The program will focus on African American students who are behind their class by one or more grade levels, she said. Teachers will make at least one home visit during the program to coach parents on how to work with their kids on reading, and they’ll have materials translated into other languages in case the parents aren’t English-speakers, she said.
“Every new program … has been the panacea,” he said. “But we keep getting worse and worse because no one’s ever held accountable for these things. It’s that simple. So is this going to fix anything? The answer is no. Is it going to help me get better data on how bad we’re doing to be able to present to the superintendent? Yes.”
Slatic: No Success Without Accountability
A lack of accountability, from the superintendent’s office on down, is why so many Fresno Unified students are behind by so many grade levels, Slatic said. The district’s policy of 100% social promotion means that students are moved to the next grade level, even when they are academically unprepared and struggle to catch up.
The percentage of students who moved on to the next grade level this school year?
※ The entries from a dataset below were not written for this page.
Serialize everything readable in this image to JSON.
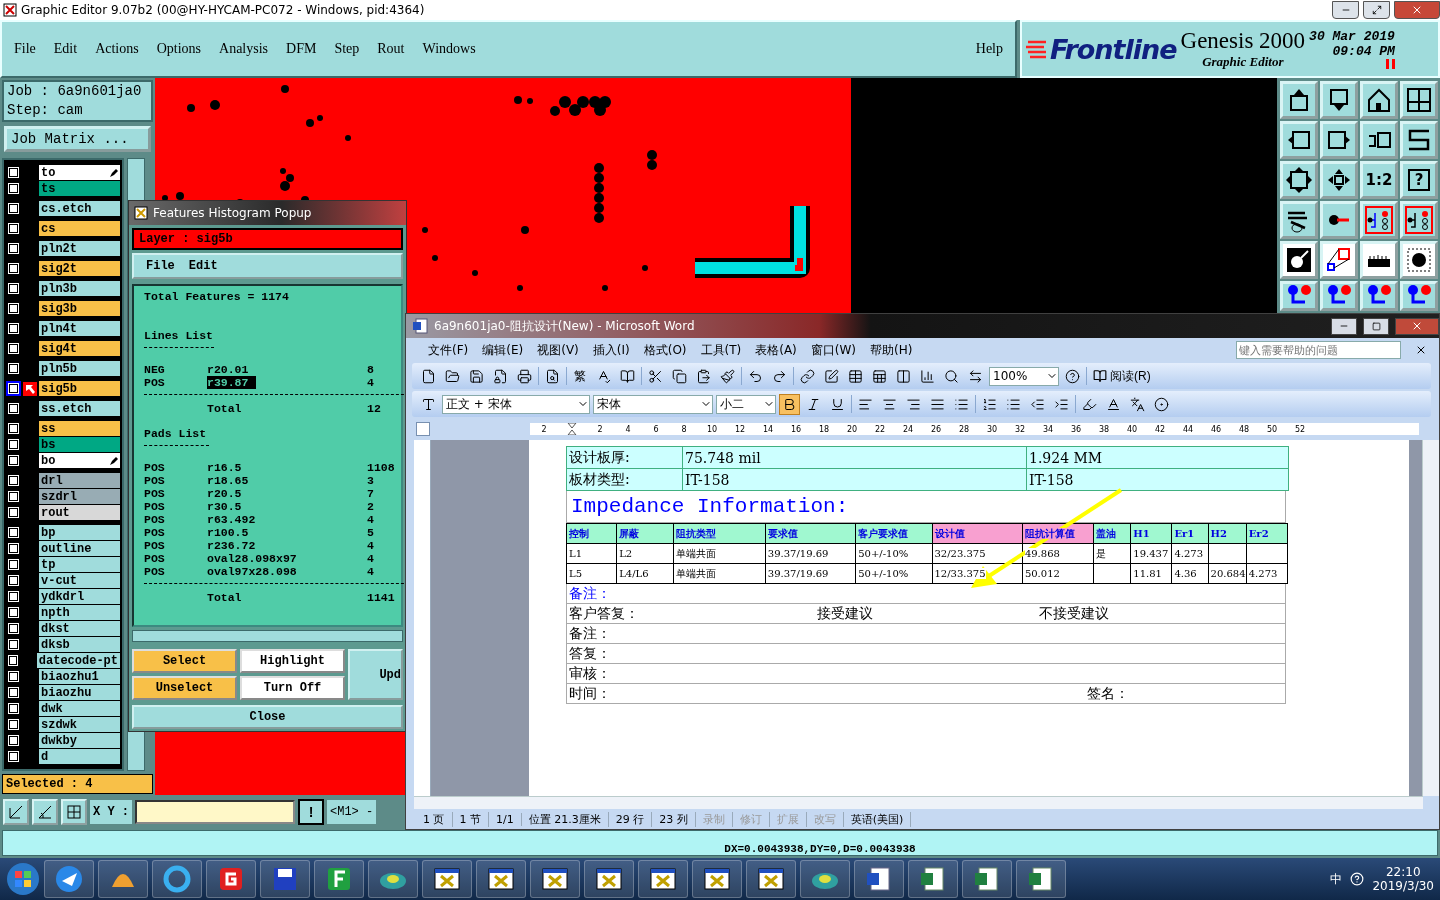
{
  "window": {
    "title": "Graphic Editor 9.07b2 (00@HY-HYCAM-PC072 - Windows, pid:4364)"
  },
  "menu": [
    "File",
    "Edit",
    "Actions",
    "Options",
    "Analysis",
    "DFM",
    "Step",
    "Rout",
    "Windows"
  ],
  "help": "Help",
  "logo": {
    "brand": "Frontline",
    "product": "Genesis 2000",
    "subtitle": "Graphic Editor",
    "date": "30 Mar 2019",
    "time": "09:04 PM"
  },
  "job": {
    "job": "Job : 6a9n601ja0",
    "step": "Step: cam",
    "matrix": "Job Matrix ..."
  },
  "layer_groups": [
    [
      {
        "name": "to",
        "color": "#ffffff",
        "selected": false,
        "flag": true
      },
      {
        "name": "ts",
        "color": "#00a884",
        "selected": false,
        "flag": false
      }
    ],
    [
      {
        "name": "cs.etch",
        "color": "#a0dcdc",
        "selected": false,
        "flag": false
      }
    ],
    [
      {
        "name": "cs",
        "color": "#f8c048",
        "selected": false,
        "flag": false
      }
    ],
    [
      {
        "name": "pln2t",
        "color": "#a0dcdc",
        "selected": false,
        "flag": false
      }
    ],
    [
      {
        "name": "sig2t",
        "color": "#f8c048",
        "selected": false,
        "flag": false
      }
    ],
    [
      {
        "name": "pln3b",
        "color": "#a0dcdc",
        "selected": false,
        "flag": false
      }
    ],
    [
      {
        "name": "sig3b",
        "color": "#f8c048",
        "selected": false,
        "flag": false
      }
    ],
    [
      {
        "name": "pln4t",
        "color": "#a0dcdc",
        "selected": false,
        "flag": false
      }
    ],
    [
      {
        "name": "sig4t",
        "color": "#f8c048",
        "selected": false,
        "flag": false
      }
    ],
    [
      {
        "name": "pln5b",
        "color": "#a0dcdc",
        "selected": false,
        "flag": false
      }
    ],
    [
      {
        "name": "sig5b",
        "color": "#f8c048",
        "selected": true,
        "flag": false
      }
    ],
    [
      {
        "name": "ss.etch",
        "color": "#a0dcdc",
        "selected": false,
        "flag": false
      }
    ],
    [
      {
        "name": "ss",
        "color": "#f8c048",
        "selected": false,
        "flag": false
      },
      {
        "name": "bs",
        "color": "#00a884",
        "selected": false,
        "flag": false
      },
      {
        "name": "bo",
        "color": "#ffffff",
        "selected": false,
        "flag": true
      }
    ],
    [
      {
        "name": "drl",
        "color": "#98acb4",
        "selected": false,
        "flag": false
      },
      {
        "name": "szdrl",
        "color": "#98acb4",
        "selected": false,
        "flag": false
      },
      {
        "name": "rout",
        "color": "#d8d8d8",
        "selected": false,
        "flag": false
      }
    ],
    [
      {
        "name": "bp",
        "color": "#a0dcdc",
        "selected": false,
        "flag": false
      },
      {
        "name": "outline",
        "color": "#a0dcdc",
        "selected": false,
        "flag": false
      },
      {
        "name": "tp",
        "color": "#a0dcdc",
        "selected": false,
        "flag": false
      },
      {
        "name": "v-cut",
        "color": "#a0dcdc",
        "selected": false,
        "flag": false
      },
      {
        "name": "ydkdrl",
        "color": "#a0dcdc",
        "selected": false,
        "flag": false
      },
      {
        "name": "npth",
        "color": "#a0dcdc",
        "selected": false,
        "flag": false
      },
      {
        "name": "dkst",
        "color": "#a0dcdc",
        "selected": false,
        "flag": false
      },
      {
        "name": "dksb",
        "color": "#a0dcdc",
        "selected": false,
        "flag": false
      },
      {
        "name": "datecode-pt",
        "color": "#a0dcdc",
        "selected": false,
        "flag": false
      },
      {
        "name": "biaozhu1",
        "color": "#a0dcdc",
        "selected": false,
        "flag": false
      },
      {
        "name": "biaozhu",
        "color": "#a0dcdc",
        "selected": false,
        "flag": false
      },
      {
        "name": "dwk",
        "color": "#a0dcdc",
        "selected": false,
        "flag": false
      },
      {
        "name": "szdwk",
        "color": "#a0dcdc",
        "selected": false,
        "flag": false
      },
      {
        "name": "dwkby",
        "color": "#a0dcdc",
        "selected": false,
        "flag": false
      },
      {
        "name": "d",
        "color": "#a0dcdc",
        "selected": false,
        "flag": false
      }
    ]
  ],
  "selected_count": "Selected : 4",
  "tools": {
    "ratio": "1:2",
    "help": "?"
  },
  "bottom_bar": {
    "xy_label": "X Y :",
    "alert": "!",
    "mode": "<M1> -"
  },
  "status": "DX=0.0043938,DY=0,D=0.0043938",
  "popup": {
    "title": "Features Histogram Popup",
    "layer": "Layer :  sig5b",
    "menu": [
      "File",
      "Edit"
    ],
    "total": "Total Features = 1174",
    "lines_title": "Lines List",
    "pads_title": "Pads List",
    "lines_total_label": "Total",
    "pads_total_label": "Total",
    "lines": [
      {
        "polarity": "NEG",
        "symbol": "r20.01",
        "count": "8",
        "selected": false
      },
      {
        "polarity": "POS",
        "symbol": "r39.87",
        "count": "4",
        "selected": true
      }
    ],
    "lines_total": "12",
    "pads": [
      {
        "polarity": "POS",
        "symbol": "r16.5",
        "count": "1108"
      },
      {
        "polarity": "POS",
        "symbol": "r18.65",
        "count": "3"
      },
      {
        "polarity": "POS",
        "symbol": "r20.5",
        "count": "7"
      },
      {
        "polarity": "POS",
        "symbol": "r30.5",
        "count": "2"
      },
      {
        "polarity": "POS",
        "symbol": "r63.492",
        "count": "4"
      },
      {
        "polarity": "POS",
        "symbol": "r100.5",
        "count": "5"
      },
      {
        "polarity": "POS",
        "symbol": "r236.72",
        "count": "4"
      },
      {
        "polarity": "POS",
        "symbol": "oval28.098x97",
        "count": "4"
      },
      {
        "polarity": "POS",
        "symbol": "oval97x28.098",
        "count": "4"
      }
    ],
    "pads_total": "1141",
    "buttons": [
      {
        "label": "Select",
        "color": "#f8c048"
      },
      {
        "label": "Highlight",
        "color": "#ffffff"
      },
      {
        "label": "Unselect",
        "color": "#f8c048"
      },
      {
        "label": "Turn Off",
        "color": "#ffffff"
      }
    ],
    "update": "Upd",
    "close": "Close"
  },
  "word": {
    "title": "6a9n601ja0-阻抗设计(New) - Microsoft Word",
    "menu": [
      "文件(F)",
      "编辑(E)",
      "视图(V)",
      "插入(I)",
      "格式(O)",
      "工具(T)",
      "表格(A)",
      "窗口(W)",
      "帮助(H)"
    ],
    "help_placeholder": "键入需要帮助的问题",
    "trad": "繁",
    "zoom": "100%",
    "read": "阅读(R)",
    "style": "正文 + 宋体",
    "font": "宋体",
    "size": "小二",
    "format_buttons": [
      {
        "kind": "bold",
        "on": true
      },
      {
        "kind": "italic",
        "on": false
      },
      {
        "kind": "underline",
        "on": false
      }
    ],
    "ruler": [
      "2",
      "2",
      "4",
      "6",
      "8",
      "10",
      "12",
      "14",
      "16",
      "18",
      "20",
      "22",
      "24",
      "26",
      "28",
      "30",
      "32",
      "34",
      "36",
      "38",
      "40",
      "42",
      "44",
      "46",
      "48",
      "50",
      "52"
    ],
    "board_rows": [
      [
        "设计板厚:",
        "75.748 mil",
        "1.924 MM"
      ],
      [
        "板材类型:",
        "IT-158",
        "IT-158"
      ]
    ],
    "heading": "Impedance Information:",
    "imp_headers": [
      {
        "text": "控制",
        "color": "#a0f8d0"
      },
      {
        "text": "屏蔽",
        "color": "#a0f8d0"
      },
      {
        "text": "阻抗类型",
        "color": "#a0f8d0"
      },
      {
        "text": "要求值",
        "color": "#a0f8d0"
      },
      {
        "text": "客户要求值",
        "color": "#a0f8d0"
      },
      {
        "text": "设计值",
        "color": "#f8a0d0"
      },
      {
        "text": "阻抗计算值",
        "color": "#f8a0d0"
      },
      {
        "text": "盖油",
        "color": "#a0f8d0"
      },
      {
        "text": "H1",
        "color": "#a0f8d0"
      },
      {
        "text": "Er1",
        "color": "#a0f8d0"
      },
      {
        "text": "H2",
        "color": "#a0f8d0"
      },
      {
        "text": "Er2",
        "color": "#a0f8d0"
      }
    ],
    "imp_rows": [
      [
        "L1",
        "L2",
        "单端共面",
        "39.37/19.69",
        "50+/-10%",
        "32/23.375",
        "49.868",
        "是",
        "19.437",
        "4.273",
        "",
        ""
      ],
      [
        "L5",
        "L4/L6",
        "单端共面",
        "39.37/19.69",
        "50+/-10%",
        "12/33.375",
        "50.012",
        "",
        "11.81",
        "4.36",
        "20.684",
        "4.273"
      ]
    ],
    "remark": "备注：",
    "reply_row": [
      "客户答复：",
      "接受建议",
      "不接受建议"
    ],
    "notes": [
      "备注：",
      "答复：",
      "审核："
    ],
    "time_row": [
      "时间：",
      "签名："
    ],
    "status": [
      {
        "text": "1 页",
        "disabled": false
      },
      {
        "text": "1 节",
        "disabled": false
      },
      {
        "text": "1/1",
        "disabled": false
      },
      {
        "text": "位置 21.3厘米",
        "disabled": false
      },
      {
        "text": "29 行",
        "disabled": false
      },
      {
        "text": "23 列",
        "disabled": false
      },
      {
        "text": "录制",
        "disabled": true
      },
      {
        "text": "修订",
        "disabled": true
      },
      {
        "text": "扩展",
        "disabled": true
      },
      {
        "text": "改写",
        "disabled": true
      },
      {
        "text": "英语(美国)",
        "disabled": false
      }
    ]
  },
  "taskbar": {
    "ime": "中",
    "time": "22:10",
    "date": "2019/3/30"
  }
}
One hundred percent.
“It’s not the myriad of problems with academics, but the people who are in charge of fixing that,” Slatic said. Nelson is the “CEO of a billion-dollar business. He has senior staff to fix that. He doesn’t hold them accountable, and then they don’t hold their people accountable.
“So this is an accountability issue. It’s not an academic issue. Sanger doesn’t have this problem. Clovis doesn’t have anything related to this problem.”
Achieving student success, however, won’t occur by blaming individuals over a perceived lack of accountability, Lara said. Ultimately, she said, there has to be recognition that the “whole ecosystem” will need to engage to help students achieve success.
Educators need to be rooted in communities surrounding schools, must get to know the families and the issues they are facing, to understand how best to help students succeed academically, Lara said.
“And it really takes understanding the community and what it is that the community wants, wishes for, expects of its schools, and for the schools to then work to being a system that is responsive to community needs.”